*** DATASET EXTRACT

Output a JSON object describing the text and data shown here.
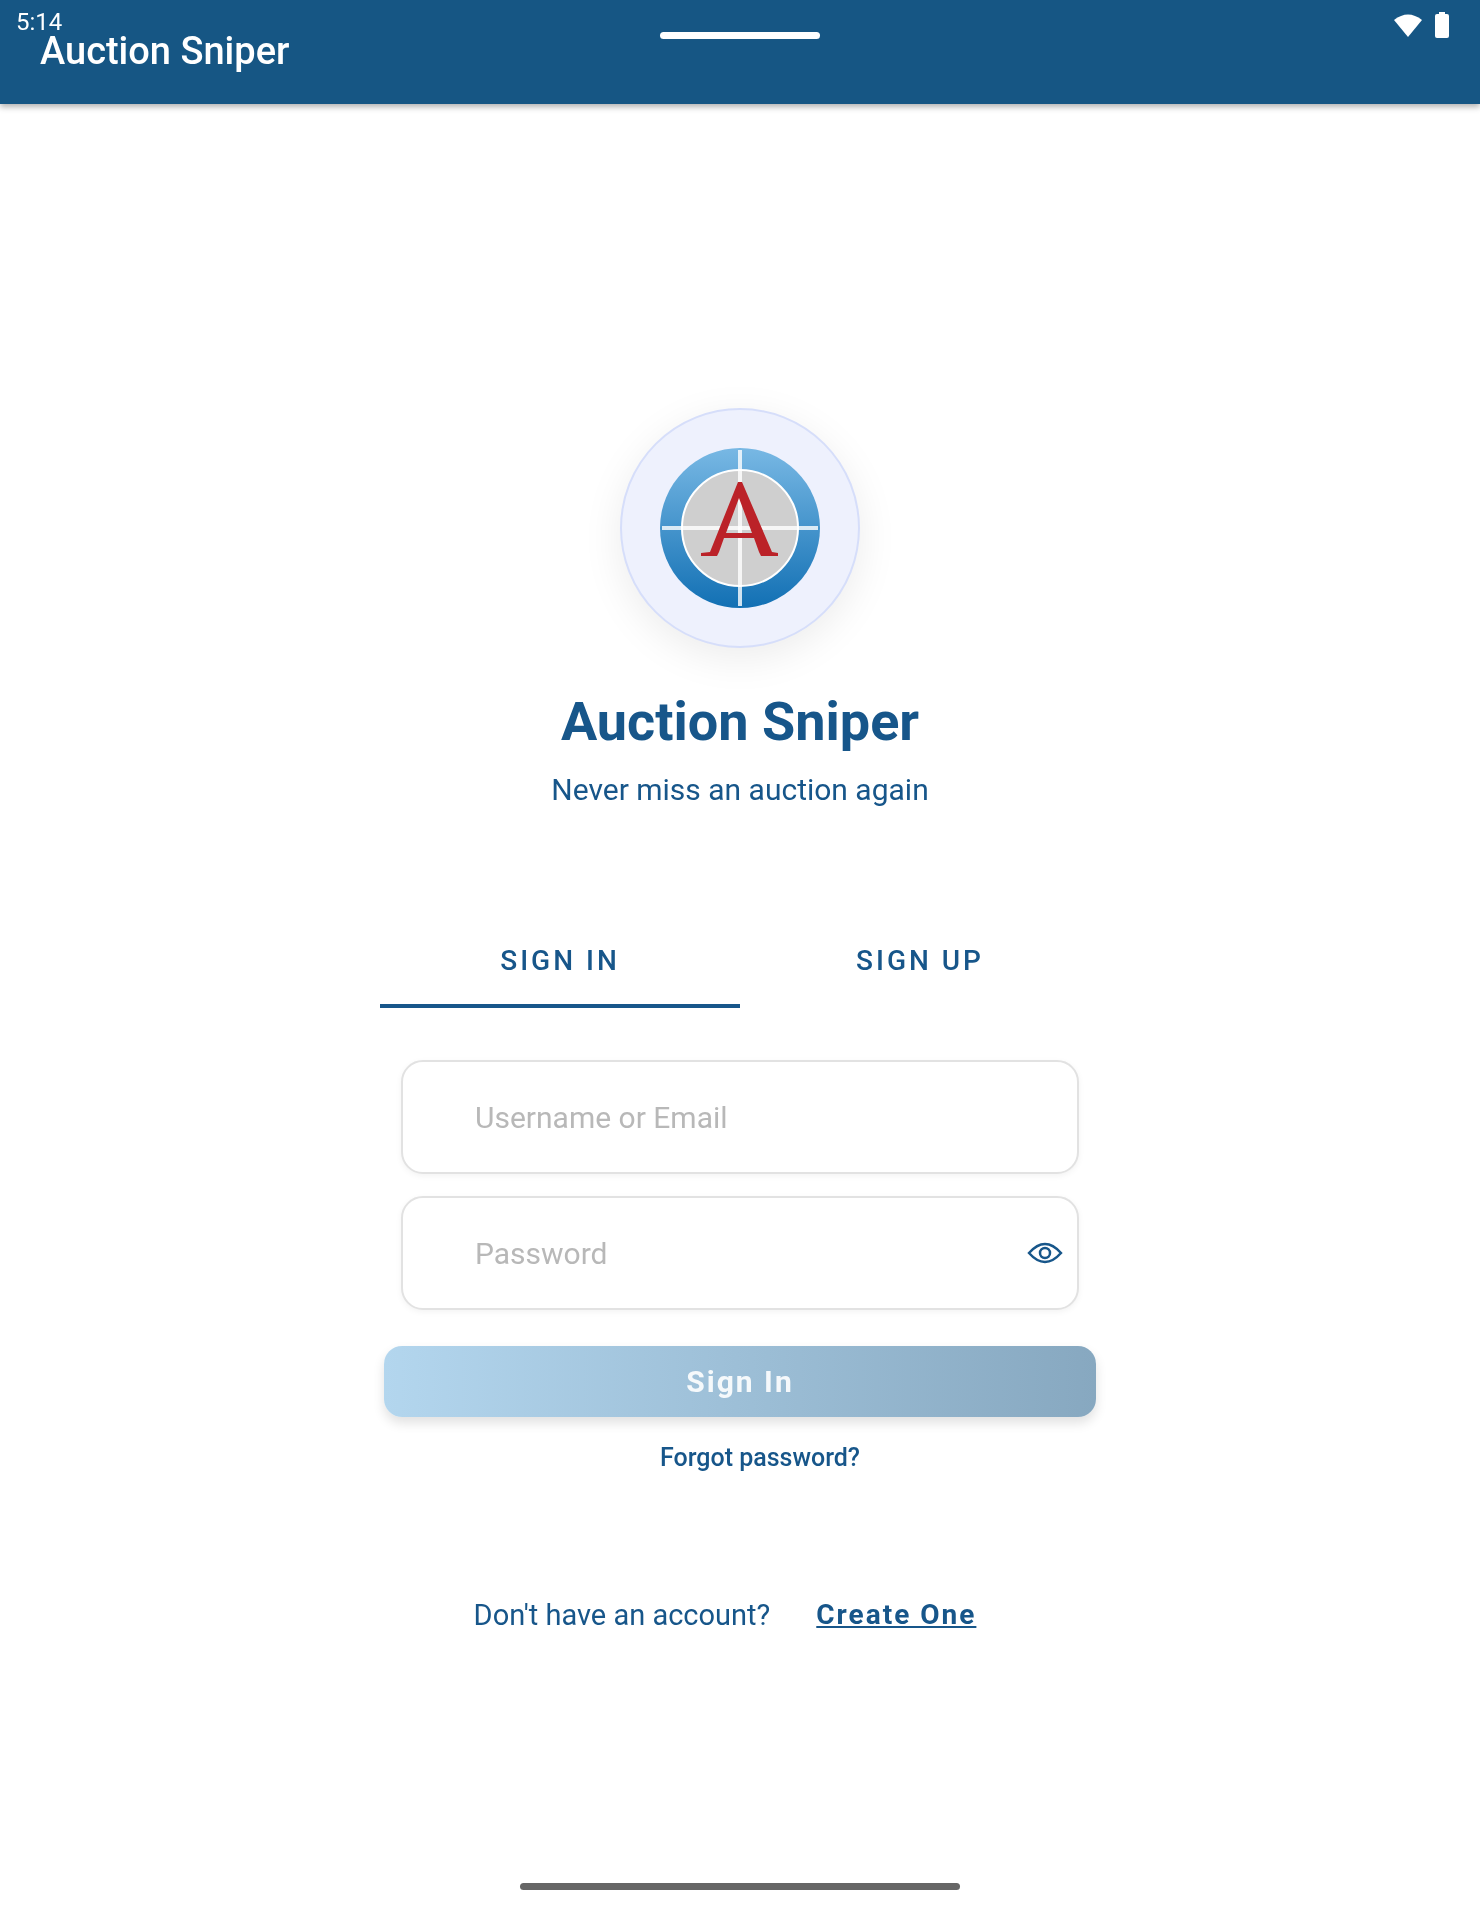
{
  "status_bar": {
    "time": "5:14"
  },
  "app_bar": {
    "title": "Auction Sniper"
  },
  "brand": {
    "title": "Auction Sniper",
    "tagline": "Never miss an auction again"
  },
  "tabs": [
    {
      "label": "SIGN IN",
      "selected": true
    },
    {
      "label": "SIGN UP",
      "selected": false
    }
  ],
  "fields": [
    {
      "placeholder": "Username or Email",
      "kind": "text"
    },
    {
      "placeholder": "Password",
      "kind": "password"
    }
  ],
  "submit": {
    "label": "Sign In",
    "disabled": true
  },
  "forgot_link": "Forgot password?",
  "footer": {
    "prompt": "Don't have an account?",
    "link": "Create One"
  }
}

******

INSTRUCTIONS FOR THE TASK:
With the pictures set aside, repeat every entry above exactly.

RESPONSE BOX:
Output a JSON object describing the text and data shown here.
{
  "status_bar": {
    "time": "5:14"
  },
  "app_bar": {
    "title": "Auction Sniper"
  },
  "brand": {
    "title": "Auction Sniper",
    "tagline": "Never miss an auction again"
  },
  "tabs": [
    {
      "label": "SIGN IN",
      "selected": true
    },
    {
      "label": "SIGN UP",
      "selected": false
    }
  ],
  "fields": [
    {
      "placeholder": "Username or Email",
      "kind": "text"
    },
    {
      "placeholder": "Password",
      "kind": "password"
    }
  ],
  "submit": {
    "label": "Sign In",
    "disabled": true
  },
  "forgot_link": "Forgot password?",
  "footer": {
    "prompt": "Don't have an account?",
    "link": "Create One"
  }
}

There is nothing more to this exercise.